[WHAT IS REQUIRED]: The response must be a precise copy of the records that follow.

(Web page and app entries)
========================

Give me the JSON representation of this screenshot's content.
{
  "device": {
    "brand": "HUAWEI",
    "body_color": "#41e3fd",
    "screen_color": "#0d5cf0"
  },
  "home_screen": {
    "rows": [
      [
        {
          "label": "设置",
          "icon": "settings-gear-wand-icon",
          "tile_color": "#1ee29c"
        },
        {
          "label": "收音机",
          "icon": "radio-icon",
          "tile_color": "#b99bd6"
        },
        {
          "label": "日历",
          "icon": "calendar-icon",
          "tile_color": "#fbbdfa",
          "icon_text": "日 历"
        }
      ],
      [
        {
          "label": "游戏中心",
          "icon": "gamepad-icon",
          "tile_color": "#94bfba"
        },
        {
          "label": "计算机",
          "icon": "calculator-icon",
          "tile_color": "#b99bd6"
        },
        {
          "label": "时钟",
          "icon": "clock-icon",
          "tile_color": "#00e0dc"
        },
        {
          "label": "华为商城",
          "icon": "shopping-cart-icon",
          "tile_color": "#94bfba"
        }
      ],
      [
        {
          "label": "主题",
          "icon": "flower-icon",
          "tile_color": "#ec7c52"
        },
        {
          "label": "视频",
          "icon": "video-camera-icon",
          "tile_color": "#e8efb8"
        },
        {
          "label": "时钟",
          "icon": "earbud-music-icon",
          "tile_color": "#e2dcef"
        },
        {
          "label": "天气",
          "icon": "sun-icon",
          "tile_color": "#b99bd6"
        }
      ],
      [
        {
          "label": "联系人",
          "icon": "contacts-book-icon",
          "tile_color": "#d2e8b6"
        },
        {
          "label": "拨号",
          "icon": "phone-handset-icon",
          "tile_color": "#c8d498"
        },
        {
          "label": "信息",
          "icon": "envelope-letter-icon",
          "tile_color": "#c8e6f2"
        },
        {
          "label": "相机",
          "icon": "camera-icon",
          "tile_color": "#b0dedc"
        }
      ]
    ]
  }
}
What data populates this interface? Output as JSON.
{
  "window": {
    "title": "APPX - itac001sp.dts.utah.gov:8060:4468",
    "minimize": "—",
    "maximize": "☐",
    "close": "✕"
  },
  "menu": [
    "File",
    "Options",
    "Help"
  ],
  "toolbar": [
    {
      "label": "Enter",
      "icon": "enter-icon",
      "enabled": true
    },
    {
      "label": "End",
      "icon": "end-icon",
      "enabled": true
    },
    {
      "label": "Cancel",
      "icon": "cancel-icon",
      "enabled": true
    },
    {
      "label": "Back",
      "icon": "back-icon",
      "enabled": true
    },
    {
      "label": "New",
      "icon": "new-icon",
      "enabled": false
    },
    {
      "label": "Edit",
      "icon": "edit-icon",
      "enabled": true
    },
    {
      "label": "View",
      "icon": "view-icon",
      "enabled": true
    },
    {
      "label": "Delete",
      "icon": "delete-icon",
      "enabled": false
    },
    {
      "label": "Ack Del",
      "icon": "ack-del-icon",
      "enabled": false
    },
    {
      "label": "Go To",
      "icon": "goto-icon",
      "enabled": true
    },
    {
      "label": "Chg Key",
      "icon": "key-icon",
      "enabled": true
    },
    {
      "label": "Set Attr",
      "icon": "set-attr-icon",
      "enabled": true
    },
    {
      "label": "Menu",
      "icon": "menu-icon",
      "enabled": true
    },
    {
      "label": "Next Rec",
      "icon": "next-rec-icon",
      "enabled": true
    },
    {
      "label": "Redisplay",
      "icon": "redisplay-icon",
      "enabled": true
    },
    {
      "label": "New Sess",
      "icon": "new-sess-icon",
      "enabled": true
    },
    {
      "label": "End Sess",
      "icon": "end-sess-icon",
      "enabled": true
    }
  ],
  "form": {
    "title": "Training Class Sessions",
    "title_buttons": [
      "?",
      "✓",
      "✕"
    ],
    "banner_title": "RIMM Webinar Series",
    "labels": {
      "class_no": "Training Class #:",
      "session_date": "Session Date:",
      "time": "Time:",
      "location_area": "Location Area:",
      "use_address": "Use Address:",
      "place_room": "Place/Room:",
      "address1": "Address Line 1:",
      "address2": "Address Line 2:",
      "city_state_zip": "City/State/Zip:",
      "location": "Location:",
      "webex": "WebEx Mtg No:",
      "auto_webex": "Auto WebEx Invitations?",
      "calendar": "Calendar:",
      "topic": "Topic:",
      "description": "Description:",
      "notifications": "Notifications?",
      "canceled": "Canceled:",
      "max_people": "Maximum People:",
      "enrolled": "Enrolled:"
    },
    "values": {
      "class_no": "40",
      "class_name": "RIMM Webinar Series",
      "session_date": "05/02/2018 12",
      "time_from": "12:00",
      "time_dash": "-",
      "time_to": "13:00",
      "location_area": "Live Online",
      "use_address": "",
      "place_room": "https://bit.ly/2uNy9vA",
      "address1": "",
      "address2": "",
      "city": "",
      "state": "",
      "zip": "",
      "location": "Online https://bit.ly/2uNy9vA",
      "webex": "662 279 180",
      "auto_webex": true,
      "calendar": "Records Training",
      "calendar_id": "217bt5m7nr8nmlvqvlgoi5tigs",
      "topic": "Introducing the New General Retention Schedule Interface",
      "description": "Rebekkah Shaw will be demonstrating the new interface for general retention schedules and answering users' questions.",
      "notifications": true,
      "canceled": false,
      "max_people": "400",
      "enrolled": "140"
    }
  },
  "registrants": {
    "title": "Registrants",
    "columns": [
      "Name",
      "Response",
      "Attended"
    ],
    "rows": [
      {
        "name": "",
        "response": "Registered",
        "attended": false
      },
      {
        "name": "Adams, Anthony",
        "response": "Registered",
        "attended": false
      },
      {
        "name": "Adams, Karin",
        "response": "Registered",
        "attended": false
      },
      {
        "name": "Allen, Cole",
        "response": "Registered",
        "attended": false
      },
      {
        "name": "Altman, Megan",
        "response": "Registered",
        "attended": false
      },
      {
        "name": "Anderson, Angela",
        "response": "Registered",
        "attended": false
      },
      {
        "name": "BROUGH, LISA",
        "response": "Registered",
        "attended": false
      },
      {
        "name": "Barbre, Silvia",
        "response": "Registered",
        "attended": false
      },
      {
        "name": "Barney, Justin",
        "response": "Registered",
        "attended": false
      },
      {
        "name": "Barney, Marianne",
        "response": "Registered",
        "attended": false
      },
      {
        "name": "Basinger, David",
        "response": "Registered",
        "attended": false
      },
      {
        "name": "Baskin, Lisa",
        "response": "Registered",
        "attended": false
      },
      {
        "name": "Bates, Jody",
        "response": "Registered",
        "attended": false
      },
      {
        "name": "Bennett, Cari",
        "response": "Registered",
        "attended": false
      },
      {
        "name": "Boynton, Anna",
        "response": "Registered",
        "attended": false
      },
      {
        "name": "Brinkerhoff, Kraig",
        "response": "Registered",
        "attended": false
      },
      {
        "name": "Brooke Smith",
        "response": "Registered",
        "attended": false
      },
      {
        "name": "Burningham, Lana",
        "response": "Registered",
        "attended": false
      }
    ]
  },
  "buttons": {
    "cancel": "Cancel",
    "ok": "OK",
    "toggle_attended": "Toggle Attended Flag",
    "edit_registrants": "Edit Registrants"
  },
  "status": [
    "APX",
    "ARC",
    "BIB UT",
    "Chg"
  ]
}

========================

[WRITTEN SOLUTION]:
Give me the JSON representation of this screenshot's content.
{
  "device": {
    "brand": "HUAWEI",
    "body_color": "#41e3fd",
    "screen_color": "#0d5cf0"
  },
  "home_screen": {
    "rows": [
      [
        {
          "label": "设置",
          "icon": "settings-gear-wand-icon",
          "tile_color": "#1ee29c"
        },
        {
          "label": "收音机",
          "icon": "radio-icon",
          "tile_color": "#b99bd6"
        },
        {
          "label": "日历",
          "icon": "calendar-icon",
          "tile_color": "#fbbdfa",
          "icon_text": "日 历"
        }
      ],
      [
        {
          "label": "游戏中心",
          "icon": "gamepad-icon",
          "tile_color": "#94bfba"
        },
        {
          "label": "计算机",
          "icon": "calculator-icon",
          "tile_color": "#b99bd6"
        },
        {
          "label": "时钟",
          "icon": "clock-icon",
          "tile_color": "#00e0dc"
        },
        {
          "label": "华为商城",
          "icon": "shopping-cart-icon",
          "tile_color": "#94bfba"
        }
      ],
      [
        {
          "label": "主题",
          "icon": "flower-icon",
          "tile_color": "#ec7c52"
        },
        {
          "label": "视频",
          "icon": "video-camera-icon",
          "tile_color": "#e8efb8"
        },
        {
          "label": "时钟",
          "icon": "earbud-music-icon",
          "tile_color": "#e2dcef"
        },
        {
          "label": "天气",
          "icon": "sun-icon",
          "tile_color": "#b99bd6"
        }
      ],
      [
        {
          "label": "联系人",
          "icon": "contacts-book-icon",
          "tile_color": "#d2e8b6"
        },
        {
          "label": "拨号",
          "icon": "phone-handset-icon",
          "tile_color": "#c8d498"
        },
        {
          "label": "信息",
          "icon": "envelope-letter-icon",
          "tile_color": "#c8e6f2"
        },
        {
          "label": "相机",
          "icon": "camera-icon",
          "tile_color": "#b0dedc"
        }
      ]
    ]
  }
}
What data populates this interface? Output as JSON.
{
  "window": {
    "title": "APPX - itac001sp.dts.utah.gov:8060:4468",
    "minimize": "—",
    "maximize": "☐",
    "close": "✕"
  },
  "menu": [
    "File",
    "Options",
    "Help"
  ],
  "toolbar": [
    {
      "label": "Enter",
      "icon": "enter-icon",
      "enabled": true
    },
    {
      "label": "End",
      "icon": "end-icon",
      "enabled": true
    },
    {
      "label": "Cancel",
      "icon": "cancel-icon",
      "enabled": true
    },
    {
      "label": "Back",
      "icon": "back-icon",
      "enabled": true
    },
    {
      "label": "New",
      "icon": "new-icon",
      "enabled": false
    },
    {
      "label": "Edit",
      "icon": "edit-icon",
      "enabled": true
    },
    {
      "label": "View",
      "icon": "view-icon",
      "enabled": true
    },
    {
      "label": "Delete",
      "icon": "delete-icon",
      "enabled": false
    },
    {
      "label": "Ack Del",
      "icon": "ack-del-icon",
      "enabled": false
    },
    {
      "label": "Go To",
      "icon": "goto-icon",
      "enabled": true
    },
    {
      "label": "Chg Key",
      "icon": "key-icon",
      "enabled": true
    },
    {
      "label": "Set Attr",
      "icon": "set-attr-icon",
      "enabled": true
    },
    {
      "label": "Menu",
      "icon": "menu-icon",
      "enabled": true
    },
    {
      "label": "Next Rec",
      "icon": "next-rec-icon",
      "enabled": true
    },
    {
      "label": "Redisplay",
      "icon": "redisplay-icon",
      "enabled": true
    },
    {
      "label": "New Sess",
      "icon": "new-sess-icon",
      "enabled": true
    },
    {
      "label": "End Sess",
      "icon": "end-sess-icon",
      "enabled": true
    }
  ],
  "form": {
    "title": "Training Class Sessions",
    "title_buttons": [
      "?",
      "✓",
      "✕"
    ],
    "banner_title": "RIMM Webinar Series",
    "labels": {
      "class_no": "Training Class #:",
      "session_date": "Session Date:",
      "time": "Time:",
      "location_area": "Location Area:",
      "use_address": "Use Address:",
      "place_room": "Place/Room:",
      "address1": "Address Line 1:",
      "address2": "Address Line 2:",
      "city_state_zip": "City/State/Zip:",
      "location": "Location:",
      "webex": "WebEx Mtg No:",
      "auto_webex": "Auto WebEx Invitations?",
      "calendar": "Calendar:",
      "topic": "Topic:",
      "description": "Description:",
      "notifications": "Notifications?",
      "canceled": "Canceled:",
      "max_people": "Maximum People:",
      "enrolled": "Enrolled:"
    },
    "values": {
      "class_no": "40",
      "class_name": "RIMM Webinar Series",
      "session_date": "05/02/2018 12",
      "time_from": "12:00",
      "time_dash": "-",
      "time_to": "13:00",
      "location_area": "Live Online",
      "use_address": "",
      "place_room": "https://bit.ly/2uNy9vA",
      "address1": "",
      "address2": "",
      "city": "",
      "state": "",
      "zip": "",
      "location": "Online https://bit.ly/2uNy9vA",
      "webex": "662 279 180",
      "auto_webex": true,
      "calendar": "Records Training",
      "calendar_id": "217bt5m7nr8nmlvqvlgoi5tigs",
      "topic": "Introducing the New General Retention Schedule Interface",
      "description": "Rebekkah Shaw will be demonstrating the new interface for general retention schedules and answering users' questions.",
      "notifications": true,
      "canceled": false,
      "max_people": "400",
      "enrolled": "140"
    }
  },
  "registrants": {
    "title": "Registrants",
    "columns": [
      "Name",
      "Response",
      "Attended"
    ],
    "rows": [
      {
        "name": "",
        "response": "Registered",
        "attended": false
      },
      {
        "name": "Adams, Anthony",
        "response": "Registered",
        "attended": false
      },
      {
        "name": "Adams, Karin",
        "response": "Registered",
        "attended": false
      },
      {
        "name": "Allen, Cole",
        "response": "Registered",
        "attended": false
      },
      {
        "name": "Altman, Megan",
        "response": "Registered",
        "attended": false
      },
      {
        "name": "Anderson, Angela",
        "response": "Registered",
        "attended": false
      },
      {
        "name": "BROUGH, LISA",
        "response": "Registered",
        "attended": false
      },
      {
        "name": "Barbre, Silvia",
        "response": "Registered",
        "attended": false
      },
      {
        "name": "Barney, Justin",
        "response": "Registered",
        "attended": false
      },
      {
        "name": "Barney, Marianne",
        "response": "Registered",
        "attended": false
      },
      {
        "name": "Basinger, David",
        "response": "Registered",
        "attended": false
      },
      {
        "name": "Baskin, Lisa",
        "response": "Registered",
        "attended": false
      },
      {
        "name": "Bates, Jody",
        "response": "Registered",
        "attended": false
      },
      {
        "name": "Bennett, Cari",
        "response": "Registered",
        "attended": false
      },
      {
        "name": "Boynton, Anna",
        "response": "Registered",
        "attended": false
      },
      {
        "name": "Brinkerhoff, Kraig",
        "response": "Registered",
        "attended": false
      },
      {
        "name": "Brooke Smith",
        "response": "Registered",
        "attended": false
      },
      {
        "name": "Burningham, Lana",
        "response": "Registered",
        "attended": false
      }
    ]
  },
  "buttons": {
    "cancel": "Cancel",
    "ok": "OK",
    "toggle_attended": "Toggle Attended Flag",
    "edit_registrants": "Edit Registrants"
  },
  "status": [
    "APX",
    "ARC",
    "BIB UT",
    "Chg"
  ]
}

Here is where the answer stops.